For continuing care, treatments, or home services, ask for more information.

Ask your caregiver when you should return to have your wound checked or stitches removed.

Rest when you need to while you heal after surgery.

Slowly start to do more each day. Return to your daily activities as directed.

Wound care:

The graft and donor site must remain free from germs, such as bacteria and viruses, in order for healing to happen. Certain factors may cause graft failure and delay wound healing. Do the following to help your wounds heal:

  • Avoid smoking cigars, pipes and cigarettes. Smoking may affect the formation of new blood vessels on the graft and wound site.
  • Certain medicines, such as steroids and blood thinners, may delay wound healing. Ask your caregiver for more information about medicines that may cause a delay in wound healing.
  • Do not let your wounds get wet. Always keep your wounds clean and dry. When you are allowed to bathe or shower, carefully wash the graft and donor sites with soap and water. Afterwards, put on clean, new bandages. Change your bandages every time they get wet or dirty. Ask your caregiver for more information about wound care.
  • If you have certain diseases, such as diabetes (high blood sugar), take your medicines regularly and carefully control your blood sugar.
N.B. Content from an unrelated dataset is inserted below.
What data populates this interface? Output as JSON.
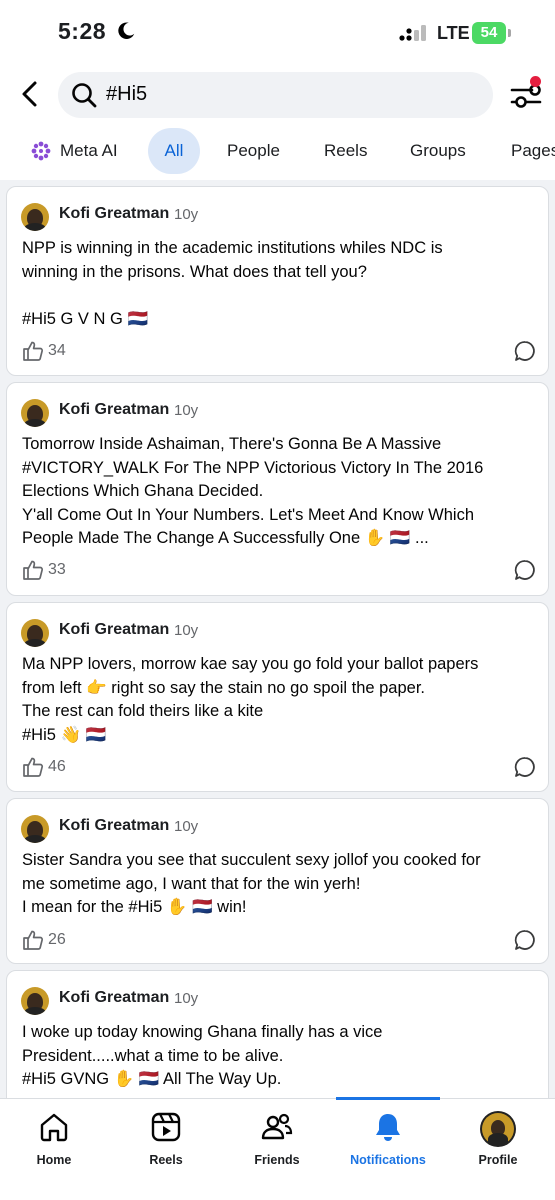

People with diabetes may have poor wound healing. Ask your caregiver for help in managing your diabetes.
  • Limit movements such as stretching, to prevent bleeding, shearing, and swelling in the wound and grafted sites.
  • Protect the graft site from direct sunlight for at least six months to avoid burning of the skin. If it appears dry and scaly, keep it moist by applying lotion to it. Ask your caregiver for the type of lotion you may need to use on your skin.
  • Taking vitamins and eating healthy foods high in protein may improve wound healing. Poultry, meat, dairy products such as eggs and cheese are high in protein. Ask your caregiver if you should use vitamins, and for more information about a high-protein diet.


  • You have a fever.
  • You have nausea (upset stomach) or vomiting (throwing up).
  • Your bandage becomes soaked with blood.
  • Your skin is itchy, swollen, or has a rash.
  • You have questions or concerns about your surgery, or medicine.


  • You feel something is bulging out from your graft site and not going back in.
  • You have more pain in the area where the graft was made.
  • You have trouble breathing all of a sudden.
  • Your graft site or donor site has blood, pus, or a foul-smelling odor.

The above information is an educational aid only. It is not intended as medical advice for individual conditions or treatments. Talk to your doctor, nurse or pharmacist before following any medical regimen to see if it is safe and effective for you.

Further information

Always consult your healthcare provider to ensure the information displayed on this page applies to your personal circumstances.